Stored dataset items
┏━━
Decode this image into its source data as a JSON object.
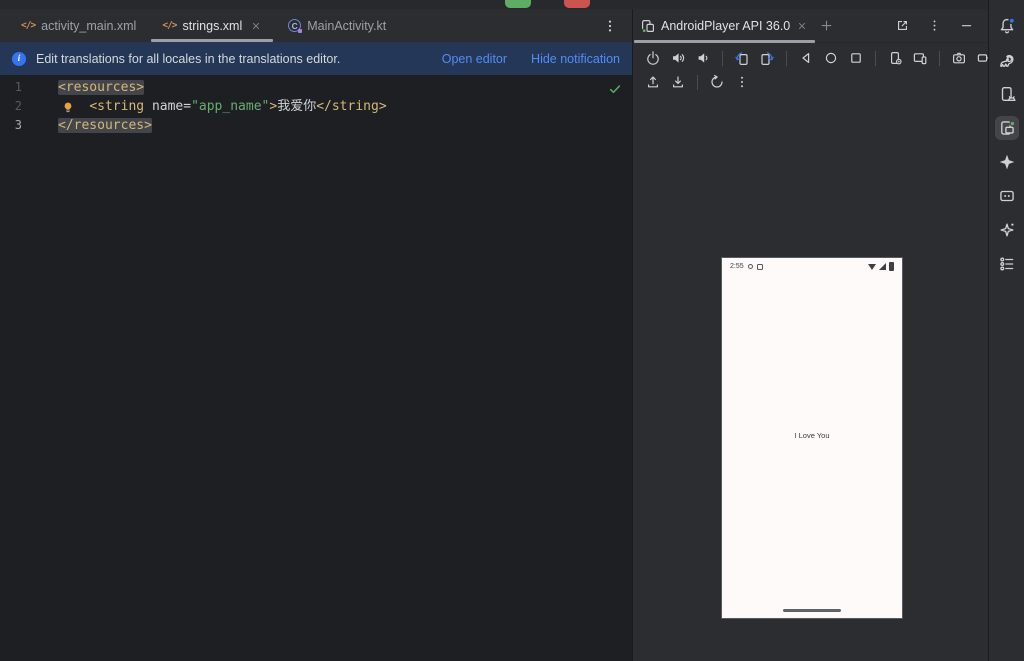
{
  "colors": {
    "accent_blue": "#3574f0",
    "link_blue": "#548af7",
    "banner_bg": "#253757",
    "tag_gold": "#d5b778",
    "string_green": "#6aab73",
    "check_green": "#57a65c",
    "run_green": "#5fad65",
    "stop_red": "#cc5450"
  },
  "icons": {
    "xml_file_glyph": "</>",
    "kotlin_class_letter": "C"
  },
  "editor_tabs": [
    {
      "label": "activity_main.xml",
      "active": false
    },
    {
      "label": "strings.xml",
      "active": true
    },
    {
      "label": "MainActivity.kt",
      "active": false
    }
  ],
  "banner": {
    "message": "Edit translations for all locales in the translations editor.",
    "open_editor": "Open editor",
    "hide_notification": "Hide notification"
  },
  "editor": {
    "line_numbers": [
      "1",
      "2",
      "3"
    ],
    "line1": {
      "tag": "<resources>"
    },
    "line2": {
      "indent": "    ",
      "tag_open": "<string",
      "space": " ",
      "attr": "name",
      "eq": "=",
      "value": "\"app_name\"",
      "bracket": ">",
      "text": "我爱你",
      "tag_close": "</string>"
    },
    "line3": {
      "tag": "</resources>"
    }
  },
  "device_panel": {
    "tab_title": "AndroidPlayer API 36.0",
    "emulator_toolbar": {
      "row1_icons": [
        "power",
        "volume-up",
        "volume-down",
        "rotate-left",
        "rotate-right",
        "back",
        "home",
        "overview",
        "device-settings",
        "external-display",
        "screenshot",
        "screen-record",
        "zoom-controls"
      ],
      "row2_icons": [
        "upload-file",
        "download-file",
        "snapshots",
        "more-options"
      ]
    },
    "phone": {
      "status_time": "2:55",
      "status_icons": [
        "alarm-icon",
        "screenshot-icon",
        "wifi-icon",
        "signal-icon",
        "battery-icon"
      ],
      "app_text": "I Love You"
    }
  },
  "right_toolbar_icons": [
    "notifications",
    "gradle",
    "device-manager",
    "running-devices",
    "gemini",
    "logcat",
    "ai-assistant",
    "structure"
  ]
}
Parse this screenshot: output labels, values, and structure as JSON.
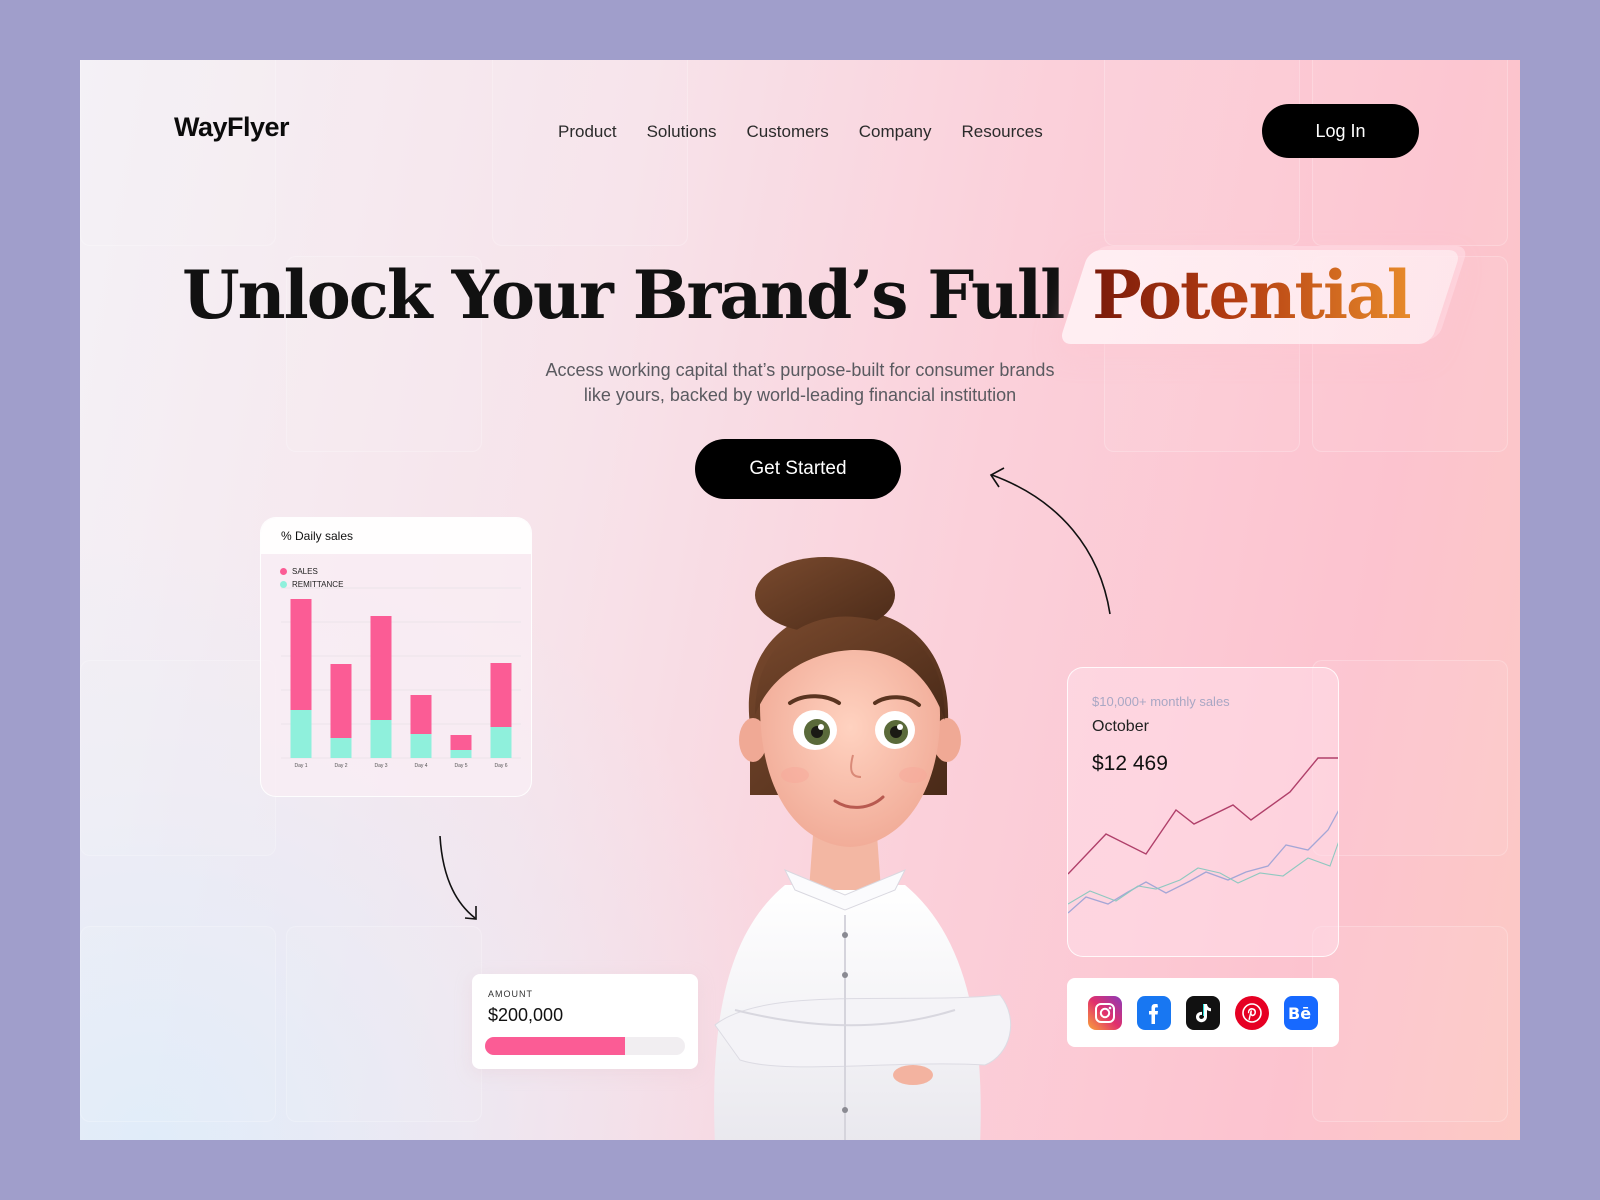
{
  "nav": {
    "logo": "WayFlyer",
    "items": [
      {
        "label": "Product"
      },
      {
        "label": "Solutions"
      },
      {
        "label": "Customers"
      },
      {
        "label": "Company"
      },
      {
        "label": "Resources"
      }
    ],
    "login_label": "Log In"
  },
  "hero": {
    "title_main": "Unlock Your Brand’s Full ",
    "title_highlight": "Potential",
    "subtitle_line1": "Access working capital that’s purpose-built for consumer brands",
    "subtitle_line2": "like yours, backed by world-leading financial institution",
    "cta_label": "Get Started"
  },
  "daily_sales_card": {
    "title": "% Daily sales",
    "legend": [
      {
        "label": "SALES",
        "color": "#fb5c95"
      },
      {
        "label": "REMITTANCE",
        "color": "#8ff0dc"
      }
    ]
  },
  "chart_data": {
    "type": "bar",
    "stacked": true,
    "categories": [
      "Day 1",
      "Day 2",
      "Day 3",
      "Day 4",
      "Day 5",
      "Day 6"
    ],
    "series": [
      {
        "name": "REMITTANCE",
        "color": "#8ff0dc",
        "values": [
          48,
          20,
          38,
          24,
          8,
          31
        ]
      },
      {
        "name": "SALES",
        "color": "#fb5c95",
        "values": [
          111,
          74,
          104,
          39,
          15,
          64
        ]
      }
    ],
    "ylim": [
      0,
      170
    ],
    "grid": true,
    "legend": "top-left"
  },
  "amount_card": {
    "label": "AMOUNT",
    "value": "$200,000",
    "progress_fraction": 0.7
  },
  "monthly_card": {
    "subtitle": "$10,000+ monthly sales",
    "month": "October",
    "value": "$12 469"
  },
  "social_icons": [
    {
      "name": "instagram-icon",
      "color": "#e1306c"
    },
    {
      "name": "facebook-icon",
      "color": "#1877f2"
    },
    {
      "name": "tiktok-icon",
      "color": "#111111"
    },
    {
      "name": "pinterest-icon",
      "color": "#e60023"
    },
    {
      "name": "behance-icon",
      "color": "#1769ff"
    }
  ],
  "colors": {
    "accent_pink": "#fb5c95",
    "accent_mint": "#8ff0dc",
    "button_black": "#000000",
    "background_outer": "#a09ecb"
  }
}
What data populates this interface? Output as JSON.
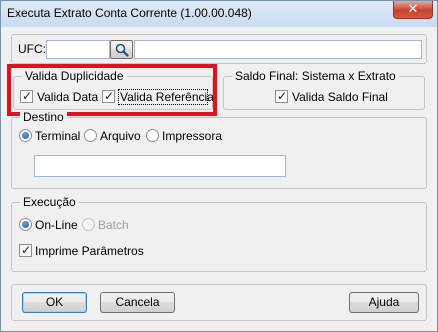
{
  "window": {
    "title": "Executa Extrato Conta Corrente (1.00.00.048)",
    "close_symbol": "✕"
  },
  "ufc": {
    "label": "UFC:",
    "code_value": "",
    "value": ""
  },
  "valida_duplicidade": {
    "legend": "Valida Duplicidade",
    "valida_data": {
      "label": "Valida Data",
      "checked": true
    },
    "valida_referencia": {
      "label": "Valida Referência",
      "checked": true
    }
  },
  "saldo_final": {
    "legend": "Saldo Final: Sistema x Extrato",
    "valida_saldo_final": {
      "label": "Valida Saldo Final",
      "checked": true
    }
  },
  "destino": {
    "legend": "Destino",
    "options": [
      "Terminal",
      "Arquivo",
      "Impressora"
    ],
    "selected": "Terminal",
    "path_value": ""
  },
  "execucao": {
    "legend": "Execução",
    "options": [
      "On-Line",
      "Batch"
    ],
    "selected": "On-Line",
    "imprime_parametros": {
      "label": "Imprime Parâmetros",
      "checked": true
    }
  },
  "buttons": {
    "ok": "OK",
    "cancela": "Cancela",
    "ajuda": "Ajuda"
  },
  "colors": {
    "highlight": "#e0101c",
    "title_bg": "#c8dbef",
    "close_btn": "#c7412d"
  },
  "check_mark": "✓"
}
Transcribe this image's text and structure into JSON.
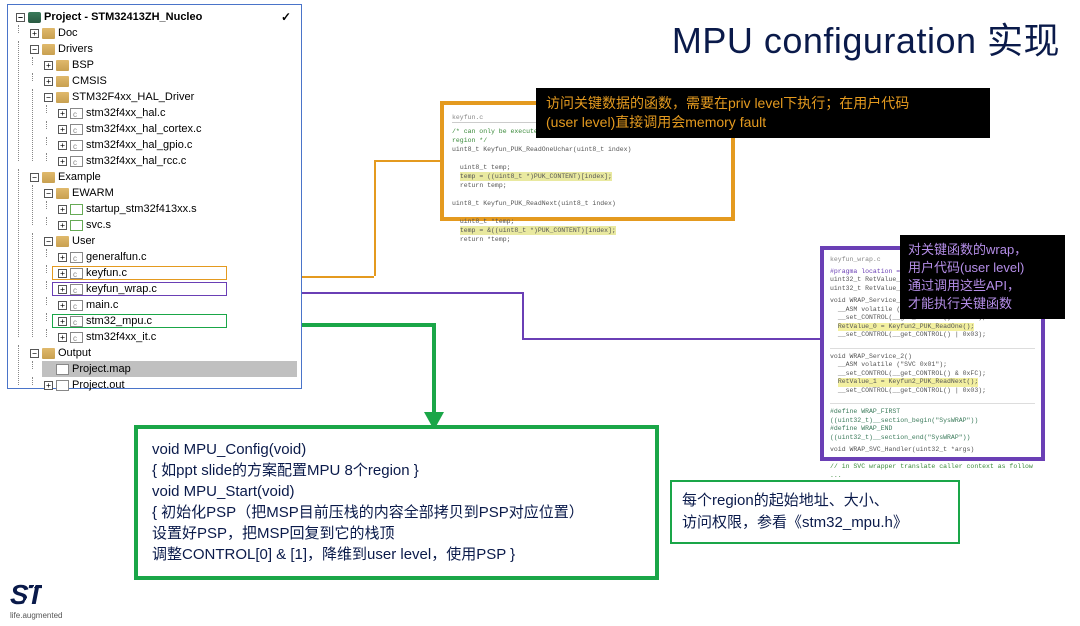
{
  "title": "MPU configuration 实现",
  "tree": {
    "root_label": "Project - STM32413ZH_Nucleo",
    "root_checked": "✓",
    "doc": "Doc",
    "drivers": "Drivers",
    "bsp": "BSP",
    "cmsis": "CMSIS",
    "hal_driver_folder": "STM32F4xx_HAL_Driver",
    "hal_c": "stm32f4xx_hal.c",
    "hal_cortex_c": "stm32f4xx_hal_cortex.c",
    "hal_gpio_c": "stm32f4xx_hal_gpio.c",
    "hal_rcc_c": "stm32f4xx_hal_rcc.c",
    "example": "Example",
    "ewarm": "EWARM",
    "startup_s": "startup_stm32f413xx.s",
    "svc_s": "svc.s",
    "user": "User",
    "generalfun_c": "generalfun.c",
    "keyfun_c": "keyfun.c",
    "keyfun_wrap_c": "keyfun_wrap.c",
    "main_c": "main.c",
    "stm32_mpu_c": "stm32_mpu.c",
    "stm32f4xx_it_c": "stm32f4xx_it.c",
    "output": "Output",
    "project_map": "Project.map",
    "project_out": "Project.out"
  },
  "orange_code": {
    "file_tab": "keyfun.c",
    "comment": "/* can only be executed in privileged mode as PSP is protected by MPU region */",
    "sig": "uint8_t Keyfun_PUK_ReadOneUchar(uint8_t index)",
    "body1": "uint8_t temp;",
    "body2": "temp = ((uint8_t *)PUK_CONTENT)[index];",
    "body3": "return temp;",
    "sig2": "uint8_t Keyfun_PUK_ReadNext(uint8_t index)",
    "body4": "uint8_t *temp;",
    "body5": "temp = &((uint8_t *)PUK_CONTENT)[index];",
    "body6": "return *temp;"
  },
  "orange_note_l1": "访问关键数据的函数，需要在priv level下执行；在用户代码",
  "orange_note_l2": "(user level)直接调用会memory fault",
  "purple_code": {
    "file_tab": "keyfun_wrap.c",
    "pragma1": "#pragma location = \"SysMEM\"",
    "pragma2": "uint32_t RetValue_0 = 0;",
    "pragma3": "uint32_t RetValue_1 = 0;",
    "fn1_sig": "void WRAP_Service_1()",
    "asm1": "__ASM volatile (\"SVC 0x01\");",
    "asm2": "__set_CONTROL(__get_CONTROL() & 0xFC);",
    "asm3": "RetValue_0 = Keyfun2_PUK_ReadOne();",
    "asm4": "__set_CONTROL(__get_CONTROL() | 0x03);",
    "fn2_sig": "void WRAP_Service_2()",
    "asm5": "__ASM volatile (\"SVC 0x01\");",
    "asm6": "__set_CONTROL(__get_CONTROL() & 0xFC);",
    "asm7": "RetValue_1 = Keyfun2_PUK_ReadNext();",
    "asm8": "__set_CONTROL(__get_CONTROL() | 0x03);",
    "def1": "#define WRAP_FIRST        ((uint32_t)__section_begin(\"SysWRAP\"))",
    "def2": "#define WRAP_END          ((uint32_t)__section_end(\"SysWRAP\"))",
    "fn3_sig": "void WRAP_SVC_Handler(uint32_t *args)",
    "tail": "// in SVC wrapper translate caller context as follow ..."
  },
  "purple_note_l1": "对关键函数的wrap，",
  "purple_note_l2": "用户代码(user level)",
  "purple_note_l3": "通过调用这些API，",
  "purple_note_l4": "才能执行关键函数",
  "green_box": {
    "l1": "void MPU_Config(void)",
    "l2": "{ 如ppt slide的方案配置MPU 8个region }",
    "l3": "",
    "l4": "void MPU_Start(void)",
    "l5": "{ 初始化PSP（把MSP目前压栈的内容全部拷贝到PSP对应位置）",
    "l6": "  设置好PSP，把MSP回复到它的栈顶",
    "l7": "  调整CONTROL[0] & [1]，降维到user level，使用PSP }"
  },
  "green_note_l1": "每个region的起始地址、大小、",
  "green_note_l2": "访问权限，参看《stm32_mpu.h》",
  "logo_mark": "ST",
  "logo_tag": "life.augmented"
}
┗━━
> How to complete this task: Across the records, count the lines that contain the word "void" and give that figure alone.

> Result below: 5